  1. With Lynda, you can always expect a rubber chicken in the story. Watch for them and enjoy. She's a clever writer. In this piece of flash fiction, I thought, ha, ha, this is why you never let an Alzheimer's patient near the phone; let alone paste your photo on the speed dial.( When my mom still lived independently, she used to call me five times a day at least, desperate to buy bread when she had seven molding loves in the fridge already.) I'm enjoying this string of flash fiction, can't wait to see where it takes us.

    ReplyDelete
    Replies
    1. Thanks Sylvia! Glad you're enjoying the flash and hope to see you at tomorrow's stop! Cheers

      Delete
  2. Thank you to Romance Novel Giveaways for hosting this leg of the tour! Cheers

    ReplyDelete
  3. Great promotion and love the flash fiction!

    ReplyDelete
  4. Great stuff! Looking forward to tomorrow!

    ReplyDelete
  5. Wow - love the realistic phone-call and the cliff hanger ending. Can't wait until tomorrow's next excerpt.

    ReplyDelete
  6. It's a fun excerpt!

    Trix, vitajex(at)Aol(dot)com

    ReplyDelete
  7. Ahh...the DNR. Looking forward to finding out what's up at the Willow Tree. Great suspense!

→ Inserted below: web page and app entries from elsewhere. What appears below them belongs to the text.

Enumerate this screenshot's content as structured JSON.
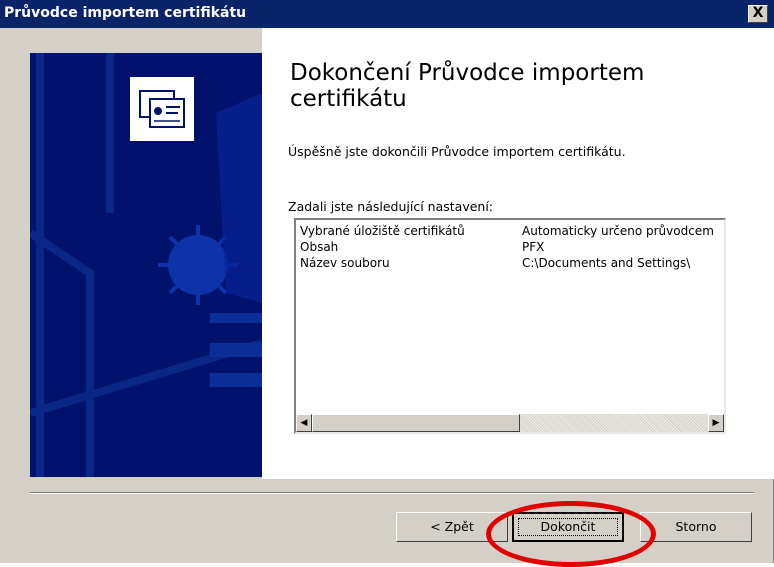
{
  "window": {
    "title": "Průvodce importem certifikátu",
    "close_label": "X"
  },
  "content": {
    "heading": "Dokončení Průvodce importem certifikátu",
    "success_text": "Úspěšně jste dokončili Průvodce importem certifikátu.",
    "settings_label": "Zadali jste následující nastavení:"
  },
  "settings_list": {
    "rows": [
      {
        "key": "Vybrané úložiště certifikátů",
        "value": "Automaticky určeno průvodcem"
      },
      {
        "key": "Obsah",
        "value": "PFX"
      },
      {
        "key": "Název souboru",
        "value": "C:\\Documents and Settings\\"
      }
    ],
    "scroll_left_arrow": "◀",
    "scroll_right_arrow": "▶"
  },
  "buttons": {
    "back": "< Zpět",
    "finish": "Dokončit",
    "cancel": "Storno"
  },
  "banner": {
    "icon": "certificate-icon",
    "background_color": "#00126b"
  },
  "highlight": {
    "color": "#e00000"
  }
}
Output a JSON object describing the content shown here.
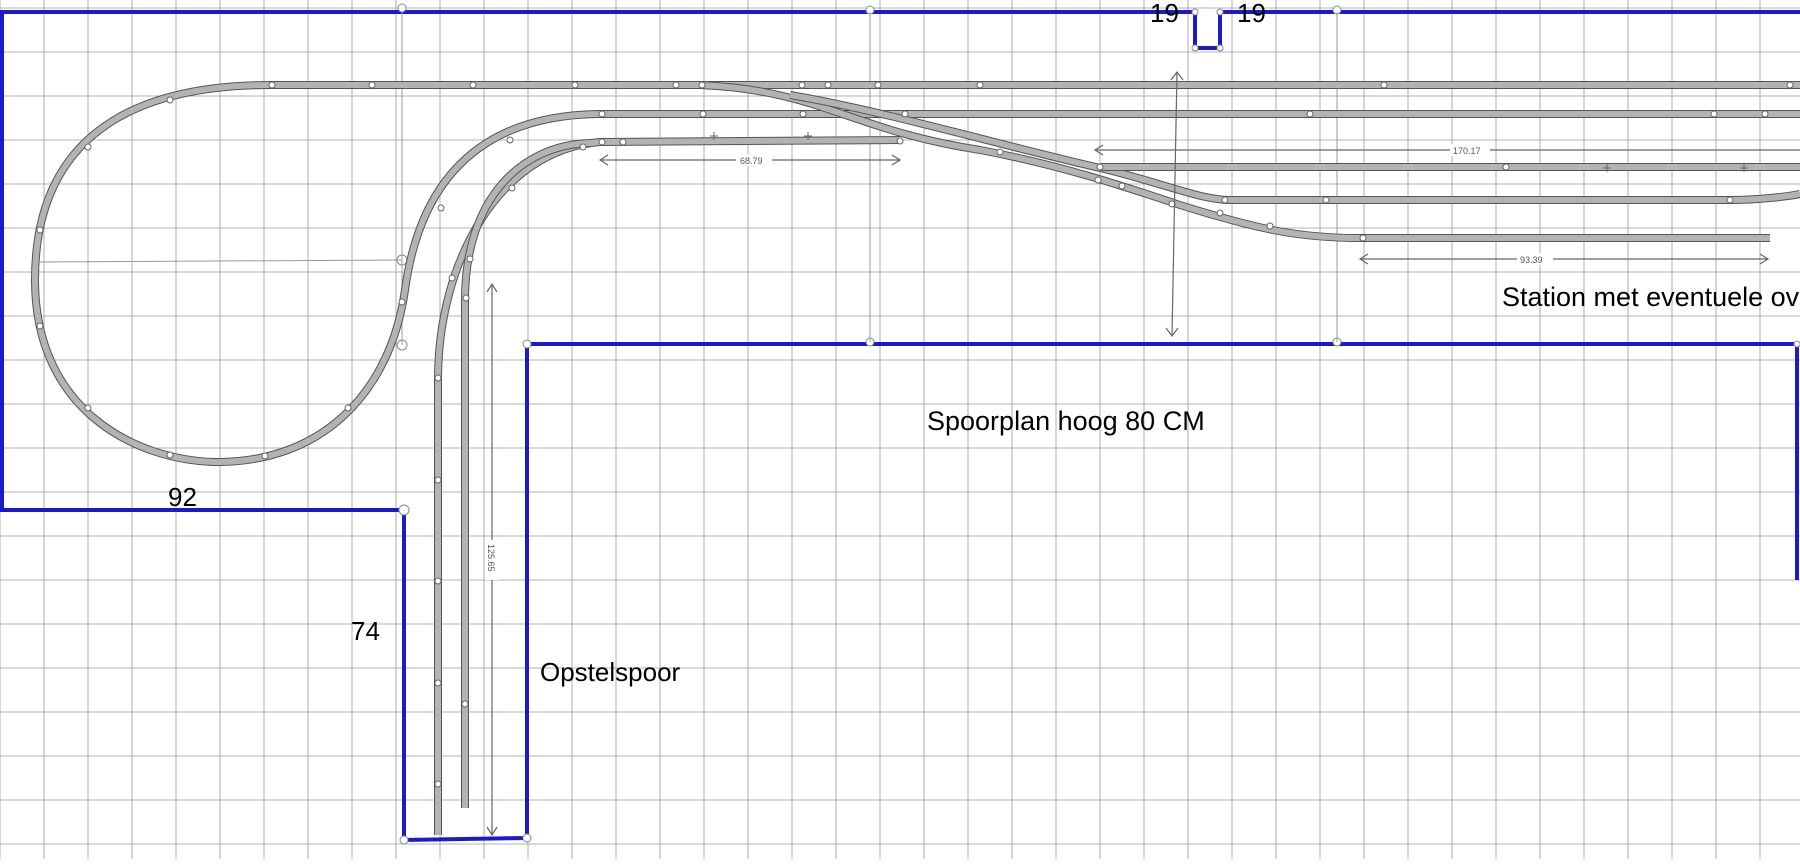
{
  "labels": {
    "top_left_19": "19",
    "top_right_19": "19",
    "dim_92": "92",
    "dim_74": "74",
    "opstelspoor": "Opstelspoor",
    "spoorplan": "Spoorplan hoog 80 CM",
    "station": "Station met eventuele ov"
  },
  "dimensions": {
    "d1": "68.79",
    "d2": "170.17",
    "d3": "93.39",
    "d4": "125.65"
  },
  "colors": {
    "grid": "#9a9a9a",
    "wall": "#1a1acc",
    "rail_fill": "#b3b3b3",
    "rail_stroke": "#555555",
    "dimension": "#666666"
  }
}
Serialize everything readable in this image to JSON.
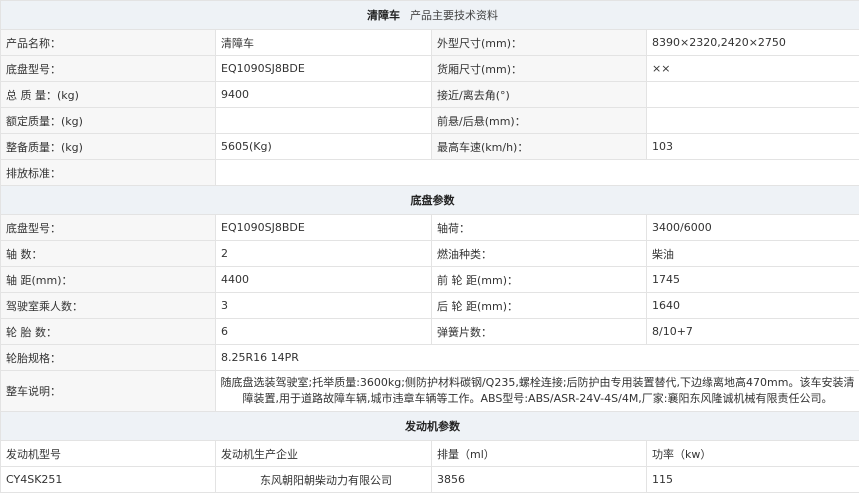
{
  "header1": {
    "title": "清障车",
    "subtitle": "产品主要技术资料"
  },
  "main": {
    "rows": [
      [
        "产品名称：",
        "清障车",
        "外型尺寸(mm)：",
        "8390×2320,2420×2750"
      ],
      [
        "底盘型号：",
        "EQ1090SJ8BDE",
        "货厢尺寸(mm)：",
        "××"
      ],
      [
        "总 质 量：(kg)",
        "9400",
        "接近/离去角(°)",
        ""
      ],
      [
        "额定质量：(kg)",
        "",
        "前悬/后悬(mm)：",
        ""
      ],
      [
        "整备质量：(kg)",
        "5605(Kg)",
        "最高车速(km/h)：",
        "103"
      ]
    ],
    "emission_label": "排放标准：",
    "emission_value": ""
  },
  "header2": {
    "title": "底盘参数"
  },
  "chassis": {
    "rows": [
      [
        "底盘型号：",
        "EQ1090SJ8BDE",
        "轴荷：",
        "3400/6000"
      ],
      [
        "轴 数：",
        "2",
        "燃油种类：",
        "柴油"
      ],
      [
        "轴 距(mm)：",
        "4400",
        "前 轮 距(mm)：",
        "1745"
      ],
      [
        "驾驶室乘人数：",
        "3",
        "后 轮 距(mm)：",
        "1640"
      ],
      [
        "轮 胎 数：",
        "6",
        "弹簧片数：",
        "8/10+7"
      ]
    ],
    "tire_label": "轮胎规格：",
    "tire_value": "8.25R16 14PR",
    "note_label": "整车说明：",
    "note_value": "随底盘选装驾驶室;托举质量:3600kg;侧防护材料碳钢/Q235,螺栓连接;后防护由专用装置替代,下边缘离地高470mm。该车安装清障装置,用于道路故障车辆,城市违章车辆等工作。ABS型号:ABS/ASR-24V-4S/4M,厂家:襄阳东风隆诚机械有限责任公司。"
  },
  "header3": {
    "title": "发动机参数"
  },
  "engine": {
    "headers": [
      "发动机型号",
      "发动机生产企业",
      "排量（ml）",
      "功率（kw）"
    ],
    "row": [
      "CY4SK251",
      "东风朝阳朝柴动力有限公司",
      "3856",
      "115"
    ]
  }
}
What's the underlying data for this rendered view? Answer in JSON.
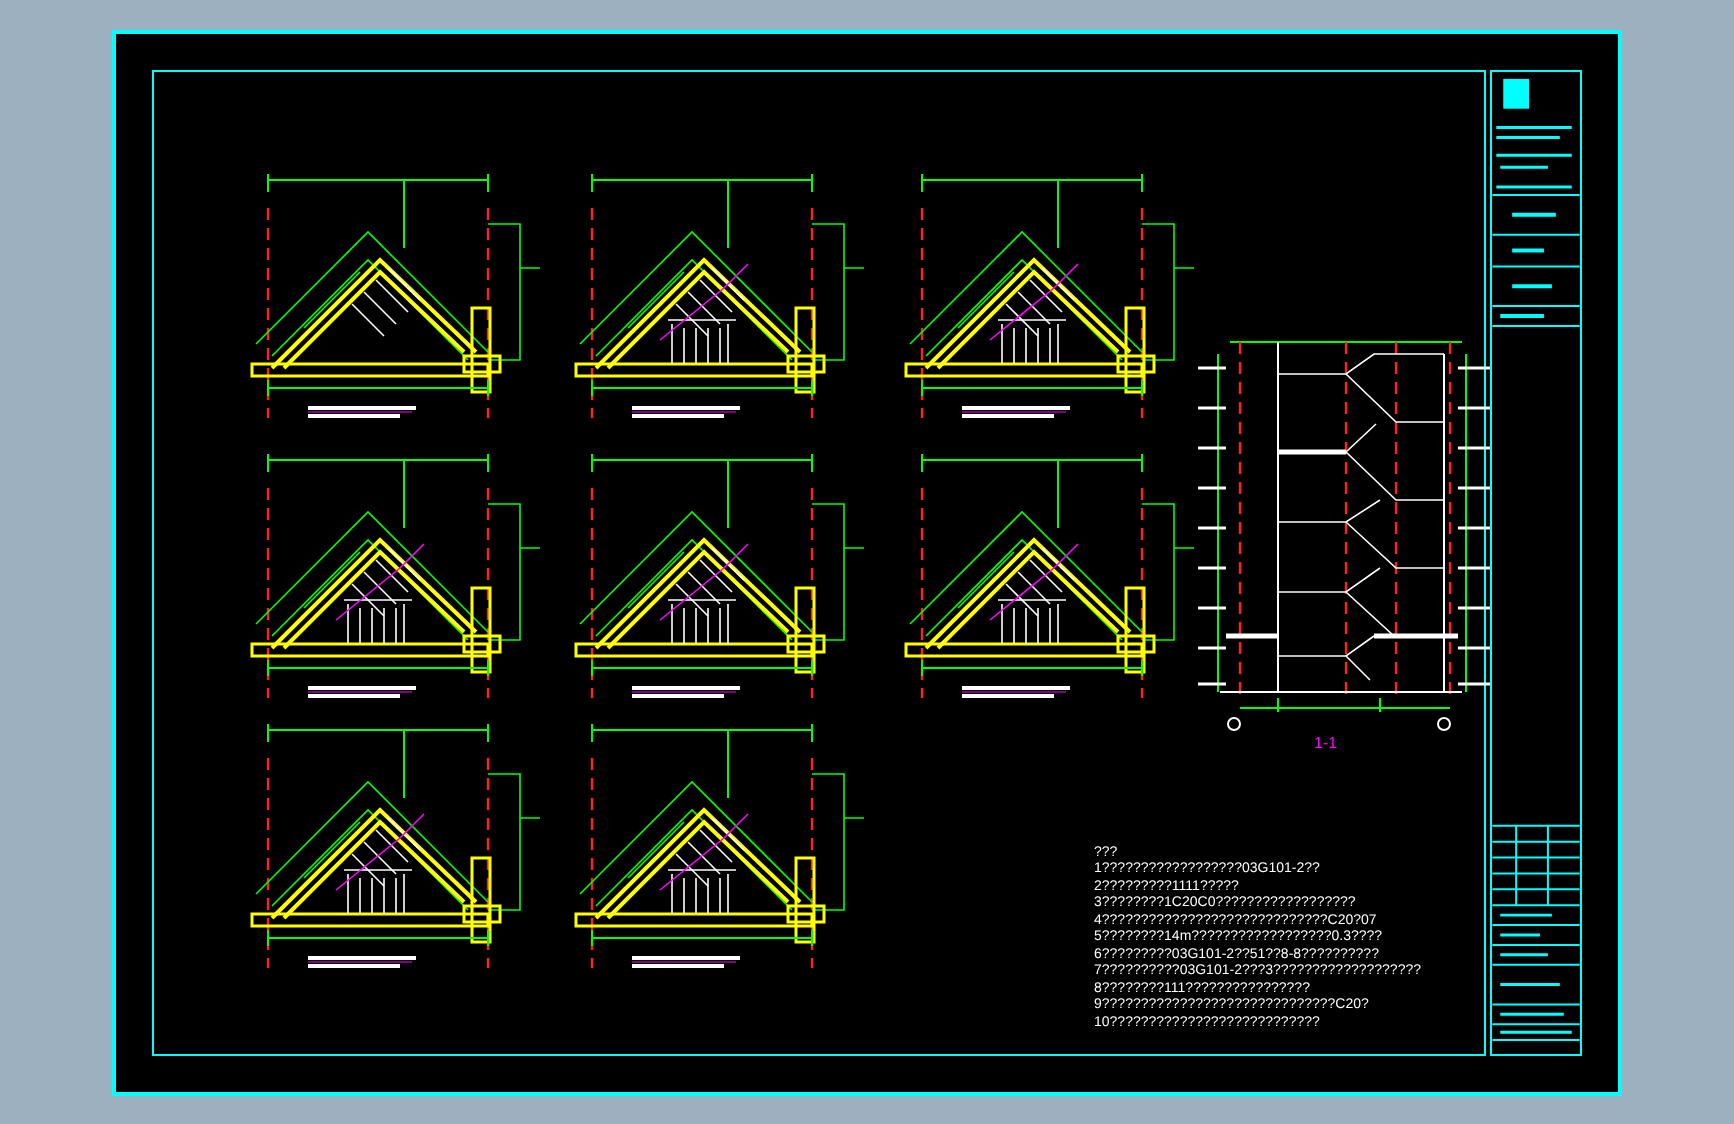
{
  "section": {
    "label": "1-1"
  },
  "notes": [
    "???",
    "1??????????????????03G101-2??",
    "2?????????1111?????",
    "3????????1C20C0??????????????????",
    "4?????????????????????????????C20?07",
    "5????????14m??????????????????0.3????",
    "6?????????03G101-2??51??8-8??????????",
    "7??????????03G101-2???3???????????????????",
    "8????????111????????????????",
    "9??????????????????????????????C20?",
    "10???????????????????????????"
  ]
}
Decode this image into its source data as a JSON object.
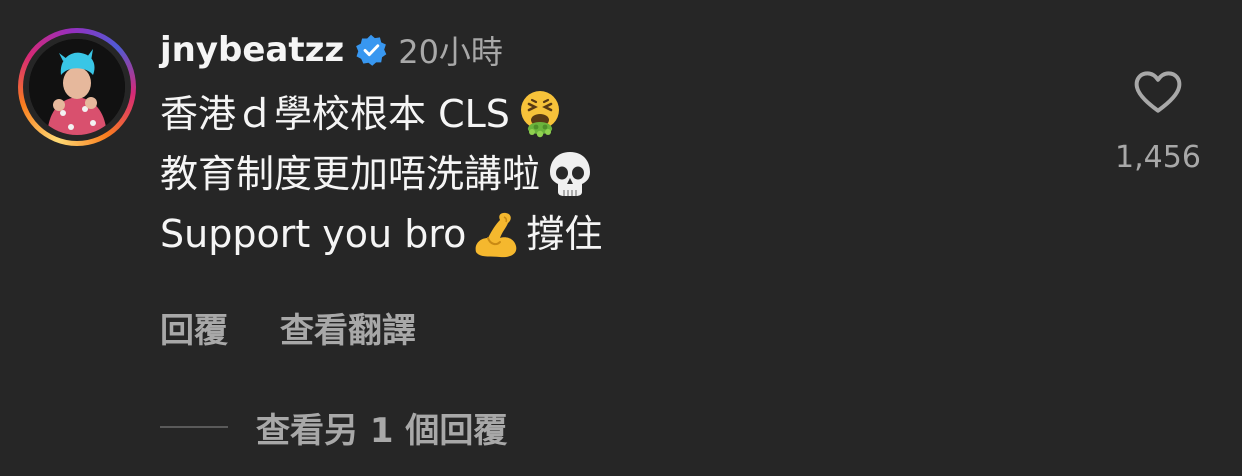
{
  "comment": {
    "username": "jnybeatzz",
    "verified_icon": "verified-badge-icon",
    "time": "20小時",
    "lines": [
      {
        "text": "香港ｄ學校根本 CLS",
        "emoji": "vomiting-face-emoji"
      },
      {
        "text": "教育制度更加唔洗講啦",
        "emoji": "skull-emoji"
      },
      {
        "text_before": "Support you bro",
        "emoji": "flexed-biceps-emoji",
        "text_after": "撐住"
      }
    ],
    "actions": {
      "reply": "回覆",
      "translate": "查看翻譯"
    },
    "view_replies": "查看另 1 個回覆",
    "like_icon": "heart-outline-icon",
    "like_count": "1,456"
  },
  "colors": {
    "background": "#262626",
    "primary_text": "#f5f5f5",
    "secondary_text": "#a8a8a8",
    "verified_blue": "#3897f0"
  }
}
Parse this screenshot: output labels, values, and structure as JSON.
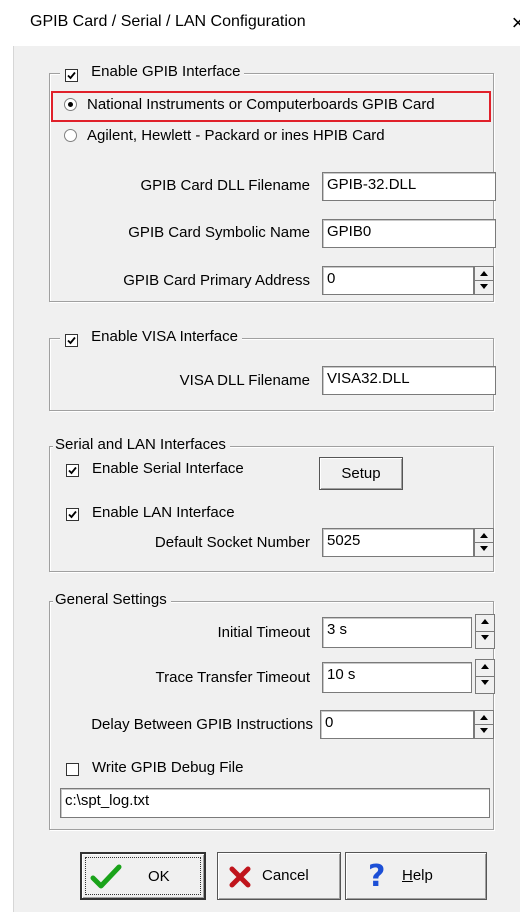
{
  "window": {
    "title": "GPIB Card / Serial / LAN Configuration",
    "close_glyph": "×"
  },
  "gpib": {
    "enable_label": "Enable GPIB Interface",
    "enabled": true,
    "radio_ni_label": "National Instruments or Computerboards GPIB Card",
    "radio_agilent_label": "Agilent, Hewlett - Packard or ines HPIB Card",
    "selected_card": "national-instruments",
    "dll_label": "GPIB Card DLL Filename",
    "dll_value": "GPIB-32.DLL",
    "symbolic_label": "GPIB Card Symbolic Name",
    "symbolic_value": "GPIB0",
    "address_label": "GPIB Card Primary Address",
    "address_value": "0"
  },
  "visa": {
    "enable_label": "Enable VISA Interface",
    "enabled": true,
    "dll_label": "VISA DLL Filename",
    "dll_value": "VISA32.DLL"
  },
  "serial_lan": {
    "group_label": "Serial and LAN Interfaces",
    "serial_label": "Enable Serial Interface",
    "serial_enabled": true,
    "setup_label": "Setup",
    "lan_label": "Enable LAN Interface",
    "lan_enabled": true,
    "socket_label": "Default Socket Number",
    "socket_value": "5025"
  },
  "general": {
    "group_label": "General Settings",
    "initial_timeout_label": "Initial Timeout",
    "initial_timeout_value": "3 s",
    "trace_timeout_label": "Trace Transfer Timeout",
    "trace_timeout_value": "10 s",
    "delay_label": "Delay Between GPIB Instructions",
    "delay_value": "0",
    "debug_label": "Write GPIB Debug File",
    "debug_enabled": false,
    "debug_path": "c:\\spt_log.txt"
  },
  "buttons": {
    "ok_label": "OK",
    "cancel_label": "Cancel",
    "help_label_underlined": "H",
    "help_label_rest": "elp"
  },
  "colors": {
    "highlight": "#e0202a",
    "ok_check": "#1aa31a",
    "cancel_x": "#c0141c",
    "help_q": "#1c4fd6"
  },
  "icons": {
    "ok": "checkmark-icon",
    "cancel": "x-icon",
    "help": "question-icon"
  }
}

    ReplyDelete
  8. Oh-oh. Sounds like bad news is coming.
    I really like this flash fiction idea. I'm looking forward to the next instalment

    ReplyDelete
  9. I swear, I swear, I know Bernice. Man, you do that well, Lynda. Looking forward to three!

    ReplyDelete
  10. Thanks for joining the tour. Stay tuned for more of A Good Building tomorrow! Cheers

    ReplyDelete
  11. I'm sensing a theme here. Keep 'em coming, Lynda.

    ReplyDelete
  12. I enjoyed the excerpt, thank you.

    ReplyDelete
  13. The Synopsis & Excerpt sound great, Thx for an awesome giveaway! I could really use the GC$$....Need some medical stuff (New TENS Unit), and this book to read while I heal.
    So thx again😊

    ReplyDelete
    Replies
    1. Good luck, Angel, and thank you for joining the tour. Cheers

      Delete
    2. Hope the tour is going well, and thx again. (My extra daily entry).

      Delete
  14. Love the chance to win! thank you very much.. awesome excerpt!

    ReplyDelete
  15. I want to read this. The excerpt sounds great. I love the cover too !

    ReplyDelete
  16. The synopsis this really sounds like a good read, I deff gotta scoop it from AMazon for my Kindle!

    ReplyDelete
  17. I always enjoy learning little tidbits about the author. The book sounds interesting!

    ReplyDelete

♥ Thank You for Your Comment! (It's how I know you stopped by!) Good Luck in the Giveaway!!! ♥